At 93, Teresa Alfonzo has seen and done a lot. But because of a devastating diagnosis 10 years ago, she's now fighting to keep her most precious possession -- her memories.
"We started noticing she couldn't take care of herself."
The Alfonzos are one of 35-million families dealing with the devastating effects of Alzheimer's disease. A few months ago, Teresa's ability to remember the most basic skills started to go. She couldn't even draw a clock. That's when the Alfonzos decided to try something new. Teresa started on axona -- a medical shake regulated by the FDA.
"They mix it with usually a high protein drink, usually a milkshake or boost, and they drink it right after breakfast," said Susan Steen, M.D., Neurologist, South Tampa Memory Center/President, Axiom Clinical Research.
Alzheimer's patients lose the ability to use glucose in the blood. Two hours after drinking axona, it's converted into ketone bodies that circulate to the brain and produce energy.
"Ketone bodies are the only things aside from sugar your brain can use as food."
In a 90-day, double blind study of 152 Alzheimer's patients, 77 took axona. 45-percent of them showed signs of improvement after 45 days. While it doesn't work for everyone, Doctor Richard Isaacson says it's worth a shot.
"You have at least a 40 to 45 percent chance of having this medical food work, in my opinion, 40 percent is a lot higher than zero."
"It's a blessing really. It's a huge progress."
A simple drawing made possible by a drink that's helping this family turn back the hands of time.
Viewers with disabilities can get assistance accessing this station's FCC Public Inspection File by contacting the station with the information listed below.
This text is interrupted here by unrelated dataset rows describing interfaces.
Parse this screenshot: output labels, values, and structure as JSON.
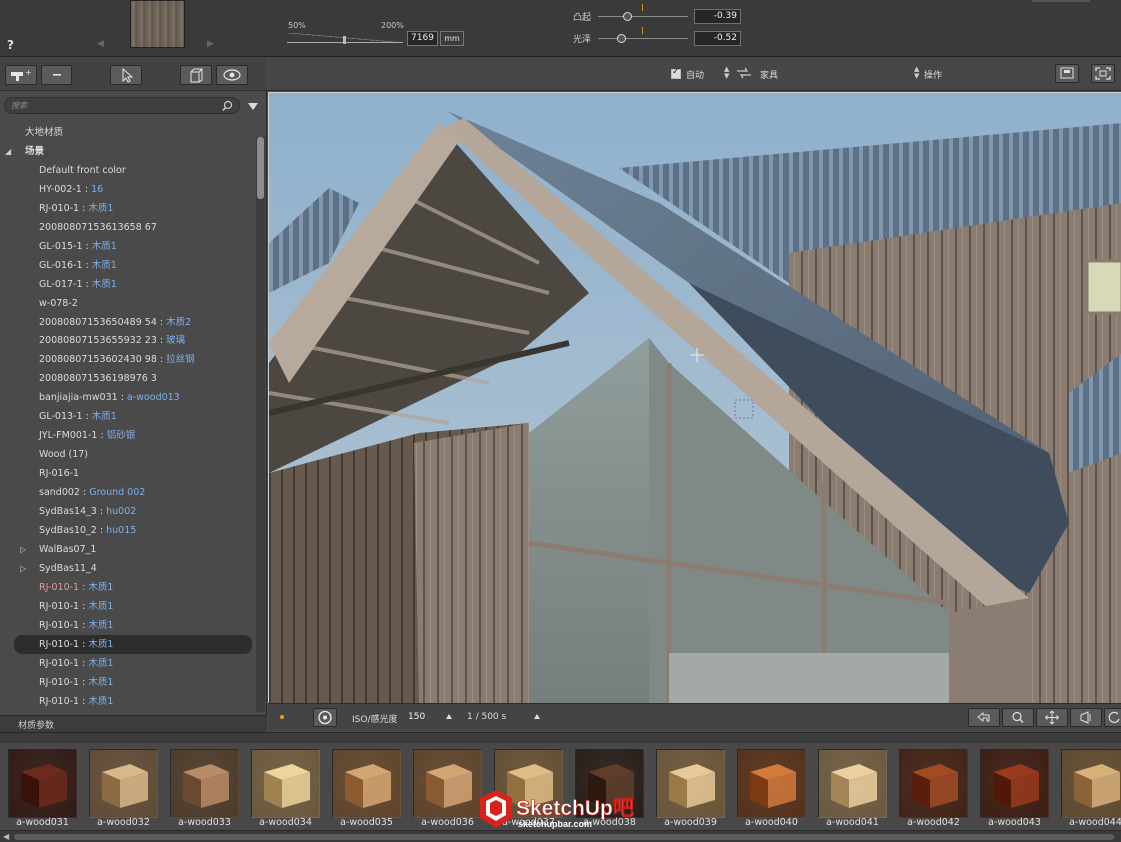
{
  "top": {
    "help": "?",
    "scale_min": "50%",
    "scale_max": "200%",
    "size_value": "7169",
    "size_unit": "mm",
    "params": [
      {
        "label": "凸起",
        "value": "-0.39",
        "level": 0.32
      },
      {
        "label": "光泽",
        "value": "-0.52",
        "level": 0.26
      }
    ]
  },
  "left": {
    "search_placeholder": "搜索",
    "tree": [
      {
        "name": "大地材质",
        "indent": 1
      },
      {
        "name": "场景",
        "indent": 1,
        "arrow": "◢",
        "bold": true
      },
      {
        "name": "Default front color",
        "indent": 2
      },
      {
        "name": "HY-002-1",
        "material": "16",
        "indent": 2
      },
      {
        "name": "RJ-010-1",
        "material": "木质1",
        "indent": 2
      },
      {
        "name": "20080807153613658 67",
        "indent": 2
      },
      {
        "name": "GL-015-1",
        "material": "木质1",
        "indent": 2
      },
      {
        "name": "GL-016-1",
        "material": "木质1",
        "indent": 2
      },
      {
        "name": "GL-017-1",
        "material": "木质1",
        "indent": 2
      },
      {
        "name": "w-078-2",
        "indent": 2
      },
      {
        "name": "20080807153650489 54",
        "material": "木质2",
        "indent": 2
      },
      {
        "name": "20080807153655932 23",
        "material": "玻璃",
        "indent": 2
      },
      {
        "name": "20080807153602430 98",
        "material": "拉丝钢",
        "indent": 2
      },
      {
        "name": "200808071536198976 3",
        "indent": 2
      },
      {
        "name": "banjiajia-mw031",
        "material": "a-wood013",
        "indent": 2
      },
      {
        "name": "GL-013-1",
        "material": "木质1",
        "indent": 2
      },
      {
        "name": "JYL-FM001-1",
        "material": "铝砂银",
        "indent": 2
      },
      {
        "name": "Wood (17)",
        "indent": 2
      },
      {
        "name": "RJ-016-1",
        "indent": 2
      },
      {
        "name": "sand002",
        "material": "Ground 002",
        "indent": 2
      },
      {
        "name": "SydBas14_3",
        "material": "hu002",
        "indent": 2
      },
      {
        "name": "SydBas10_2",
        "material": "hu015",
        "indent": 2
      },
      {
        "name": "WalBas07_1",
        "indent": 2,
        "arrow": "▷"
      },
      {
        "name": "SydBas11_4",
        "indent": 2,
        "arrow": "▷"
      },
      {
        "name": "RJ-010-1",
        "material": "木质1",
        "indent": 2,
        "red": true
      },
      {
        "name": "RJ-010-1",
        "material": "木质1",
        "indent": 2
      },
      {
        "name": "RJ-010-1",
        "material": "木质1",
        "indent": 2
      },
      {
        "name": "RJ-010-1",
        "material": "木质1",
        "indent": 2,
        "selected": true
      },
      {
        "name": "RJ-010-1",
        "material": "木质1",
        "indent": 2
      },
      {
        "name": "RJ-010-1",
        "material": "木质1",
        "indent": 2
      },
      {
        "name": "RJ-010-1",
        "material": "木质1",
        "indent": 2
      }
    ],
    "params_label": "材质参数"
  },
  "viewport_toolbar": {
    "auto_label": "自动",
    "furniture_label": "家具",
    "action_label": "操作"
  },
  "viewport_bottom": {
    "iso_label": "ISO/感光度",
    "iso_value": "150",
    "shutter_label": "1 / 500 s"
  },
  "materials": [
    {
      "name": "a-wood031",
      "c1": "#6b2a1a",
      "c2": "#3a120a"
    },
    {
      "name": "a-wood032",
      "c1": "#d9b889",
      "c2": "#8c6a44"
    },
    {
      "name": "a-wood033",
      "c1": "#b88c66",
      "c2": "#6c4a30"
    },
    {
      "name": "a-wood034",
      "c1": "#ecd49a",
      "c2": "#a08250"
    },
    {
      "name": "a-wood035",
      "c1": "#d6a672",
      "c2": "#8c5c30"
    },
    {
      "name": "a-wood036",
      "c1": "#d4a474",
      "c2": "#8a5a32"
    },
    {
      "name": "a-wood037",
      "c1": "#e0bc86",
      "c2": "#94703e"
    },
    {
      "name": "a-wood038",
      "c1": "#5e3e2a",
      "c2": "#2c1a10"
    },
    {
      "name": "a-wood039",
      "c1": "#e8c898",
      "c2": "#9c7a48"
    },
    {
      "name": "a-wood040",
      "c1": "#d07a3c",
      "c2": "#7c3a14"
    },
    {
      "name": "a-wood041",
      "c1": "#ecd0a0",
      "c2": "#a48454"
    },
    {
      "name": "a-wood042",
      "c1": "#a24a24",
      "c2": "#58200c"
    },
    {
      "name": "a-wood043",
      "c1": "#9a3a1c",
      "c2": "#501808"
    },
    {
      "name": "a-wood044",
      "c1": "#d8b07a",
      "c2": "#8a6438"
    }
  ],
  "watermark": {
    "logo_text": "SketchUp吧",
    "url": "sketchupbar.com"
  }
}
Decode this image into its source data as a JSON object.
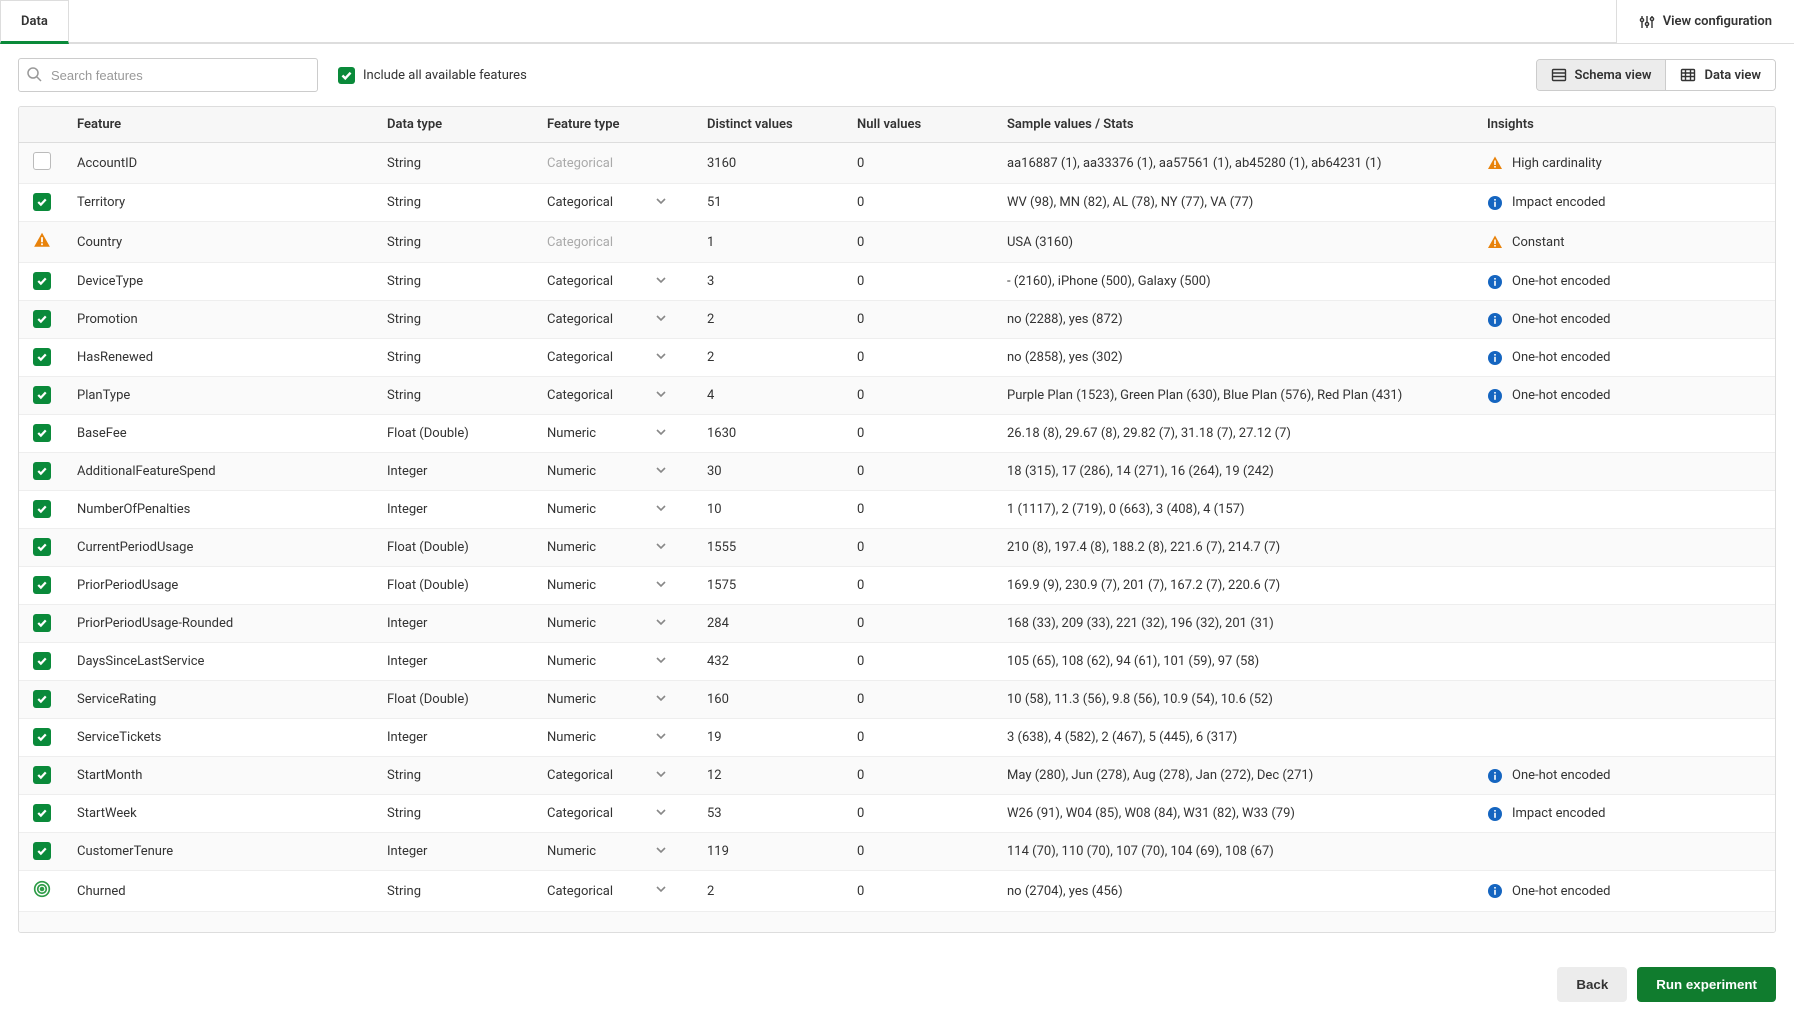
{
  "tabs": {
    "data_label": "Data"
  },
  "view_config_label": "View configuration",
  "toolbar": {
    "search_placeholder": "Search features",
    "include_all_label": "Include all available features",
    "schema_view_label": "Schema view",
    "data_view_label": "Data view"
  },
  "columns": {
    "feature": "Feature",
    "data_type": "Data type",
    "feature_type": "Feature type",
    "distinct": "Distinct values",
    "nulls": "Null values",
    "sample": "Sample values / Stats",
    "insights": "Insights"
  },
  "footer": {
    "back": "Back",
    "run": "Run experiment"
  },
  "rows": [
    {
      "status": "off",
      "feature": "AccountID",
      "data_type": "String",
      "feature_type": "Categorical",
      "ft_editable": false,
      "distinct": "3160",
      "nulls": "0",
      "sample": "aa16887 (1), aa33376 (1), aa57561 (1), ab45280 (1), ab64231 (1)",
      "insight_icon": "warn",
      "insight": "High cardinality"
    },
    {
      "status": "on",
      "feature": "Territory",
      "data_type": "String",
      "feature_type": "Categorical",
      "ft_editable": true,
      "distinct": "51",
      "nulls": "0",
      "sample": "WV (98), MN (82), AL (78), NY (77), VA (77)",
      "insight_icon": "info",
      "insight": "Impact encoded"
    },
    {
      "status": "warn",
      "feature": "Country",
      "data_type": "String",
      "feature_type": "Categorical",
      "ft_editable": false,
      "distinct": "1",
      "nulls": "0",
      "sample": "USA (3160)",
      "insight_icon": "warn",
      "insight": "Constant"
    },
    {
      "status": "on",
      "feature": "DeviceType",
      "data_type": "String",
      "feature_type": "Categorical",
      "ft_editable": true,
      "distinct": "3",
      "nulls": "0",
      "sample": "- (2160), iPhone (500), Galaxy (500)",
      "insight_icon": "info",
      "insight": "One-hot encoded"
    },
    {
      "status": "on",
      "feature": "Promotion",
      "data_type": "String",
      "feature_type": "Categorical",
      "ft_editable": true,
      "distinct": "2",
      "nulls": "0",
      "sample": "no (2288), yes (872)",
      "insight_icon": "info",
      "insight": "One-hot encoded"
    },
    {
      "status": "on",
      "feature": "HasRenewed",
      "data_type": "String",
      "feature_type": "Categorical",
      "ft_editable": true,
      "distinct": "2",
      "nulls": "0",
      "sample": "no (2858), yes (302)",
      "insight_icon": "info",
      "insight": "One-hot encoded"
    },
    {
      "status": "on",
      "feature": "PlanType",
      "data_type": "String",
      "feature_type": "Categorical",
      "ft_editable": true,
      "distinct": "4",
      "nulls": "0",
      "sample": "Purple Plan (1523), Green Plan (630), Blue Plan (576), Red Plan (431)",
      "insight_icon": "info",
      "insight": "One-hot encoded"
    },
    {
      "status": "on",
      "feature": "BaseFee",
      "data_type": "Float (Double)",
      "feature_type": "Numeric",
      "ft_editable": true,
      "distinct": "1630",
      "nulls": "0",
      "sample": "26.18 (8), 29.67 (8), 29.82 (7), 31.18 (7), 27.12 (7)",
      "insight_icon": "",
      "insight": ""
    },
    {
      "status": "on",
      "feature": "AdditionalFeatureSpend",
      "data_type": "Integer",
      "feature_type": "Numeric",
      "ft_editable": true,
      "distinct": "30",
      "nulls": "0",
      "sample": "18 (315), 17 (286), 14 (271), 16 (264), 19 (242)",
      "insight_icon": "",
      "insight": ""
    },
    {
      "status": "on",
      "feature": "NumberOfPenalties",
      "data_type": "Integer",
      "feature_type": "Numeric",
      "ft_editable": true,
      "distinct": "10",
      "nulls": "0",
      "sample": "1 (1117), 2 (719), 0 (663), 3 (408), 4 (157)",
      "insight_icon": "",
      "insight": ""
    },
    {
      "status": "on",
      "feature": "CurrentPeriodUsage",
      "data_type": "Float (Double)",
      "feature_type": "Numeric",
      "ft_editable": true,
      "distinct": "1555",
      "nulls": "0",
      "sample": "210 (8), 197.4 (8), 188.2 (8), 221.6 (7), 214.7 (7)",
      "insight_icon": "",
      "insight": ""
    },
    {
      "status": "on",
      "feature": "PriorPeriodUsage",
      "data_type": "Float (Double)",
      "feature_type": "Numeric",
      "ft_editable": true,
      "distinct": "1575",
      "nulls": "0",
      "sample": "169.9 (9), 230.9 (7), 201 (7), 167.2 (7), 220.6 (7)",
      "insight_icon": "",
      "insight": ""
    },
    {
      "status": "on",
      "feature": "PriorPeriodUsage-Rounded",
      "data_type": "Integer",
      "feature_type": "Numeric",
      "ft_editable": true,
      "distinct": "284",
      "nulls": "0",
      "sample": "168 (33), 209 (33), 221 (32), 196 (32), 201 (31)",
      "insight_icon": "",
      "insight": ""
    },
    {
      "status": "on",
      "feature": "DaysSinceLastService",
      "data_type": "Integer",
      "feature_type": "Numeric",
      "ft_editable": true,
      "distinct": "432",
      "nulls": "0",
      "sample": "105 (65), 108 (62), 94 (61), 101 (59), 97 (58)",
      "insight_icon": "",
      "insight": ""
    },
    {
      "status": "on",
      "feature": "ServiceRating",
      "data_type": "Float (Double)",
      "feature_type": "Numeric",
      "ft_editable": true,
      "distinct": "160",
      "nulls": "0",
      "sample": "10 (58), 11.3 (56), 9.8 (56), 10.9 (54), 10.6 (52)",
      "insight_icon": "",
      "insight": ""
    },
    {
      "status": "on",
      "feature": "ServiceTickets",
      "data_type": "Integer",
      "feature_type": "Numeric",
      "ft_editable": true,
      "distinct": "19",
      "nulls": "0",
      "sample": "3 (638), 4 (582), 2 (467), 5 (445), 6 (317)",
      "insight_icon": "",
      "insight": ""
    },
    {
      "status": "on",
      "feature": "StartMonth",
      "data_type": "String",
      "feature_type": "Categorical",
      "ft_editable": true,
      "distinct": "12",
      "nulls": "0",
      "sample": "May (280), Jun (278), Aug (278), Jan (272), Dec (271)",
      "insight_icon": "info",
      "insight": "One-hot encoded"
    },
    {
      "status": "on",
      "feature": "StartWeek",
      "data_type": "String",
      "feature_type": "Categorical",
      "ft_editable": true,
      "distinct": "53",
      "nulls": "0",
      "sample": "W26 (91), W04 (85), W08 (84), W31 (82), W33 (79)",
      "insight_icon": "info",
      "insight": "Impact encoded"
    },
    {
      "status": "on",
      "feature": "CustomerTenure",
      "data_type": "Integer",
      "feature_type": "Numeric",
      "ft_editable": true,
      "distinct": "119",
      "nulls": "0",
      "sample": "114 (70), 110 (70), 107 (70), 104 (69), 108 (67)",
      "insight_icon": "",
      "insight": ""
    },
    {
      "status": "target",
      "feature": "Churned",
      "data_type": "String",
      "feature_type": "Categorical",
      "ft_editable": true,
      "distinct": "2",
      "nulls": "0",
      "sample": "no (2704), yes (456)",
      "insight_icon": "info",
      "insight": "One-hot encoded"
    }
  ]
}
Questions or concerns relating to the accessibility of the FCC's online public file system should be directed to the FCC at 888-225-5322, 888-835-5322 (TTY), or email@example.com.